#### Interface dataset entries

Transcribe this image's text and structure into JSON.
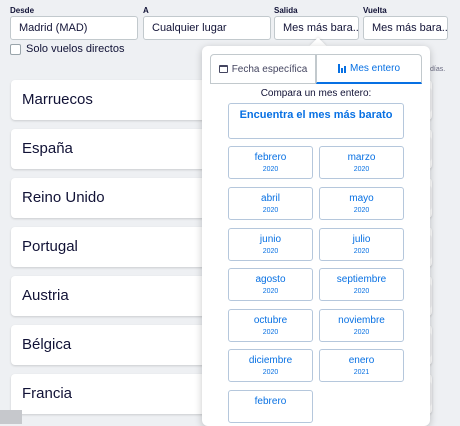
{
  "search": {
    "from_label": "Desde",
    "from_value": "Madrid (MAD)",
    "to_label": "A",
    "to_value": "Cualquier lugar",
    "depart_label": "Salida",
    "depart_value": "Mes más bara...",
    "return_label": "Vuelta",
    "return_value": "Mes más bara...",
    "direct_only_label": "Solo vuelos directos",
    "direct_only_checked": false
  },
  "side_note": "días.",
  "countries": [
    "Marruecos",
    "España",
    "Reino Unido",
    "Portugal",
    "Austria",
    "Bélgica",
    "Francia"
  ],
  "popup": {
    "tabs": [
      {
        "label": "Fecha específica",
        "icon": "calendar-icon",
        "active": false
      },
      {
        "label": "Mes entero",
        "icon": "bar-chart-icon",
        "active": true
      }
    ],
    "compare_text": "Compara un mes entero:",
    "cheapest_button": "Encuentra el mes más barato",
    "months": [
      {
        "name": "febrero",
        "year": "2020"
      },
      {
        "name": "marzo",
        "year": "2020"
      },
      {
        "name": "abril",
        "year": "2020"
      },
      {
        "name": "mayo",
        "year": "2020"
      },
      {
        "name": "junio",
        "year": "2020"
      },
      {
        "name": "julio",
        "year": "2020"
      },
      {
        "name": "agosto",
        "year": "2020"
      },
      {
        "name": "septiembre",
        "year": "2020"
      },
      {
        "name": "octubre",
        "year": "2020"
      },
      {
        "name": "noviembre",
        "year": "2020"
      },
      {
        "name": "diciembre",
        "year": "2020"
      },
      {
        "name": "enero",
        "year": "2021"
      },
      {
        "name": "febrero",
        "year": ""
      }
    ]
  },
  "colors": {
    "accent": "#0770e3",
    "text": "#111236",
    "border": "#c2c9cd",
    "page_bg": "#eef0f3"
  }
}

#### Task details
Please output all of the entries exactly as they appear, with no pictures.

#### Exercise response
Transcribe this image's text and structure into JSON.
{
  "search": {
    "from_label": "Desde",
    "from_value": "Madrid (MAD)",
    "to_label": "A",
    "to_value": "Cualquier lugar",
    "depart_label": "Salida",
    "depart_value": "Mes más bara...",
    "return_label": "Vuelta",
    "return_value": "Mes más bara...",
    "direct_only_label": "Solo vuelos directos",
    "direct_only_checked": false
  },
  "side_note": "días.",
  "countries": [
    "Marruecos",
    "España",
    "Reino Unido",
    "Portugal",
    "Austria",
    "Bélgica",
    "Francia"
  ],
  "popup": {
    "tabs": [
      {
        "label": "Fecha específica",
        "icon": "calendar-icon",
        "active": false
      },
      {
        "label": "Mes entero",
        "icon": "bar-chart-icon",
        "active": true
      }
    ],
    "compare_text": "Compara un mes entero:",
    "cheapest_button": "Encuentra el mes más barato",
    "months": [
      {
        "name": "febrero",
        "year": "2020"
      },
      {
        "name": "marzo",
        "year": "2020"
      },
      {
        "name": "abril",
        "year": "2020"
      },
      {
        "name": "mayo",
        "year": "2020"
      },
      {
        "name": "junio",
        "year": "2020"
      },
      {
        "name": "julio",
        "year": "2020"
      },
      {
        "name": "agosto",
        "year": "2020"
      },
      {
        "name": "septiembre",
        "year": "2020"
      },
      {
        "name": "octubre",
        "year": "2020"
      },
      {
        "name": "noviembre",
        "year": "2020"
      },
      {
        "name": "diciembre",
        "year": "2020"
      },
      {
        "name": "enero",
        "year": "2021"
      },
      {
        "name": "febrero",
        "year": ""
      }
    ]
  },
  "colors": {
    "accent": "#0770e3",
    "text": "#111236",
    "border": "#c2c9cd",
    "page_bg": "#eef0f3"
  }
}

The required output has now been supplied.